How fake images change our memory and behaviour
For decades, researchers have been exploring just how unreliable our own memories are. Not only is memory frickle when we access it, but it's also quite easily subverted and rewritten. Combine this susceptibility with modern image-editing software at our fingertips like Photoshop, and it's a recipe for disaster. In a world where we can witness news and world events as they unfold, fake images surround us, and our minds accept these pictures as real, and remember them later. These fake memories don't just distort how we see our past, they affect our current and future behaviour too – from what we eat, to how we protest and vote. The problem is there's virtually nothing we can do to stop it.
Old memories seem to be the easiest to manipulate. In one study, subjects were showed images from their childhood. Along with real images, researchers snuck in manipulated photographs of the subject taking a hotair balloon ride with his or her family.
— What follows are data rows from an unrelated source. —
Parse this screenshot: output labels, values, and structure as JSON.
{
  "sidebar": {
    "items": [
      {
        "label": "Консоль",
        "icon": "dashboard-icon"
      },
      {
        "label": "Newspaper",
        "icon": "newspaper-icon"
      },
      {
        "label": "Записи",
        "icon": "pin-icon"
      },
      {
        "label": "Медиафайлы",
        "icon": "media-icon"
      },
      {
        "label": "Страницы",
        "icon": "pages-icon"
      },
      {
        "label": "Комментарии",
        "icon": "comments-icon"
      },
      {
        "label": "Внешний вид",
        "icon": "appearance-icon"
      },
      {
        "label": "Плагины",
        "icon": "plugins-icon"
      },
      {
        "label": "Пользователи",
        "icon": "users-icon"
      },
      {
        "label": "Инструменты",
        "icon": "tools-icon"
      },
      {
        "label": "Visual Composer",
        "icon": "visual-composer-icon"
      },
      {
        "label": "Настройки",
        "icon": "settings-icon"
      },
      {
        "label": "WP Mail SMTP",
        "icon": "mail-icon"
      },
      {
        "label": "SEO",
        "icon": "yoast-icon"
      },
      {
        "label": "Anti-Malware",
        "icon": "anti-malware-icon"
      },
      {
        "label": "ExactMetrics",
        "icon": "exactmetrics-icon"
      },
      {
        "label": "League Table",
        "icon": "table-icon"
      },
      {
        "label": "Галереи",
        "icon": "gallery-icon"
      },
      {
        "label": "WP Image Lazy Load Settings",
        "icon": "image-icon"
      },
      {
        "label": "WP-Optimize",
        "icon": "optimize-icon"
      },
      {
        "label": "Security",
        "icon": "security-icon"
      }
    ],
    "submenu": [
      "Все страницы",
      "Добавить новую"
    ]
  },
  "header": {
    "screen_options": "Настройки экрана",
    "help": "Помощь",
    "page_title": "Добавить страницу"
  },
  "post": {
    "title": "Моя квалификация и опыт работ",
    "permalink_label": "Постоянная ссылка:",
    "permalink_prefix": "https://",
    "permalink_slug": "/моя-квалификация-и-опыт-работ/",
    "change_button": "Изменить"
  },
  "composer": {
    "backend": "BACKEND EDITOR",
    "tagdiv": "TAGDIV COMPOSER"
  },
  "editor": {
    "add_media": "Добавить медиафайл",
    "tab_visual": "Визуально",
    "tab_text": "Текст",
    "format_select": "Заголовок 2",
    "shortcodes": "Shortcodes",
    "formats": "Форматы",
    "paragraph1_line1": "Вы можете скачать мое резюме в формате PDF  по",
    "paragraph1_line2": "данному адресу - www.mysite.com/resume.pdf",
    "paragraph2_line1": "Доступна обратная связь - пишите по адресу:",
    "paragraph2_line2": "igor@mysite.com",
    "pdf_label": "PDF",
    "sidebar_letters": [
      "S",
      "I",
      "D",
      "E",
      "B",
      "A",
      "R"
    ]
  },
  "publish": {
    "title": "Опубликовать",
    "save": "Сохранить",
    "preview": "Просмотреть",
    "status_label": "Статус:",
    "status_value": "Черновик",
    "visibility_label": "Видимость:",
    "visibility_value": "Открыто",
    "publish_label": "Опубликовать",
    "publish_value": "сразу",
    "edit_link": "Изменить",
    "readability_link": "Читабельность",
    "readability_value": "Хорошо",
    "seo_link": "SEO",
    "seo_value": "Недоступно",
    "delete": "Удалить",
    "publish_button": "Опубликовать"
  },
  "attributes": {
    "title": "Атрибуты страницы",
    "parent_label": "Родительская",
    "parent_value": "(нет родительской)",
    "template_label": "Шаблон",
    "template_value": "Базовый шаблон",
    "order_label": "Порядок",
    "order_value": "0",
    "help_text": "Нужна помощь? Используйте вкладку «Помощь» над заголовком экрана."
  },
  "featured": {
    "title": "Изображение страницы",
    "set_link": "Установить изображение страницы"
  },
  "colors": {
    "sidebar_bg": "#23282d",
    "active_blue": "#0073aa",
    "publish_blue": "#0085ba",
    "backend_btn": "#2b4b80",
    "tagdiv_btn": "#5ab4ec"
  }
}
After seeing those images, 50% of subjects recalled some part of that hot-air balloon ride – though the event was entirely made up.
EVELETH, R. Disponível em: www.bbc.com. Acesso em: 16 jan. 2013 (adaptado).